Task directions:
Restating the records exactly is the whole task.

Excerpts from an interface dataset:
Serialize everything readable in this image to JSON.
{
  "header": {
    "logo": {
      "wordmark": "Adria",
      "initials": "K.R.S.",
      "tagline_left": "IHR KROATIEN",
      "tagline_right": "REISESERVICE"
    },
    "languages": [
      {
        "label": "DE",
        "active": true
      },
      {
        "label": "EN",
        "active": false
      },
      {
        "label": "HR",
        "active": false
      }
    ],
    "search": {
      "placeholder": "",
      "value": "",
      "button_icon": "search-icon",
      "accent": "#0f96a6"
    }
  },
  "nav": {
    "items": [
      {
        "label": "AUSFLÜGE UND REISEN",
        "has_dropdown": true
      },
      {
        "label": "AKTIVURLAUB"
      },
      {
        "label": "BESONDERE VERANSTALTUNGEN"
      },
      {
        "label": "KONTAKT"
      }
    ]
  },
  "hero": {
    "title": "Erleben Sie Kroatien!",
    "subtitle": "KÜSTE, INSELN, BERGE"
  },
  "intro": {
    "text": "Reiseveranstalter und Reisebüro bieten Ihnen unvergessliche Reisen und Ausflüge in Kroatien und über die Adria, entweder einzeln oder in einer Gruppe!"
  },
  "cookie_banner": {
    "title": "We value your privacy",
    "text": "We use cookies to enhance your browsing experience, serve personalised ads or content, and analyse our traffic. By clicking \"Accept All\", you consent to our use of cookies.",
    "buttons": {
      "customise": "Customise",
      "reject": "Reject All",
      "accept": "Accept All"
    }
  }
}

Task solution:
Serialize everything readable in this image to JSON.
{
  "header": {
    "logo": {
      "wordmark": "Adria",
      "initials": "K.R.S.",
      "tagline_left": "IHR KROATIEN",
      "tagline_right": "REISESERVICE"
    },
    "languages": [
      {
        "label": "DE",
        "active": true
      },
      {
        "label": "EN",
        "active": false
      },
      {
        "label": "HR",
        "active": false
      }
    ],
    "search": {
      "placeholder": "",
      "value": "",
      "button_icon": "search-icon",
      "accent": "#0f96a6"
    }
  },
  "nav": {
    "items": [
      {
        "label": "AUSFLÜGE UND REISEN",
        "has_dropdown": true
      },
      {
        "label": "AKTIVURLAUB"
      },
      {
        "label": "BESONDERE VERANSTALTUNGEN"
      },
      {
        "label": "KONTAKT"
      }
    ]
  },
  "hero": {
    "title": "Erleben Sie Kroatien!",
    "subtitle": "KÜSTE, INSELN, BERGE"
  },
  "intro": {
    "text": "Reiseveranstalter und Reisebüro bieten Ihnen unvergessliche Reisen und Ausflüge in Kroatien und über die Adria, entweder einzeln oder in einer Gruppe!"
  },
  "cookie_banner": {
    "title": "We value your privacy",
    "text": "We use cookies to enhance your browsing experience, serve personalised ads or content, and analyse our traffic. By clicking \"Accept All\", you consent to our use of cookies.",
    "buttons": {
      "customise": "Customise",
      "reject": "Reject All",
      "accept": "Accept All"
    }
  }
}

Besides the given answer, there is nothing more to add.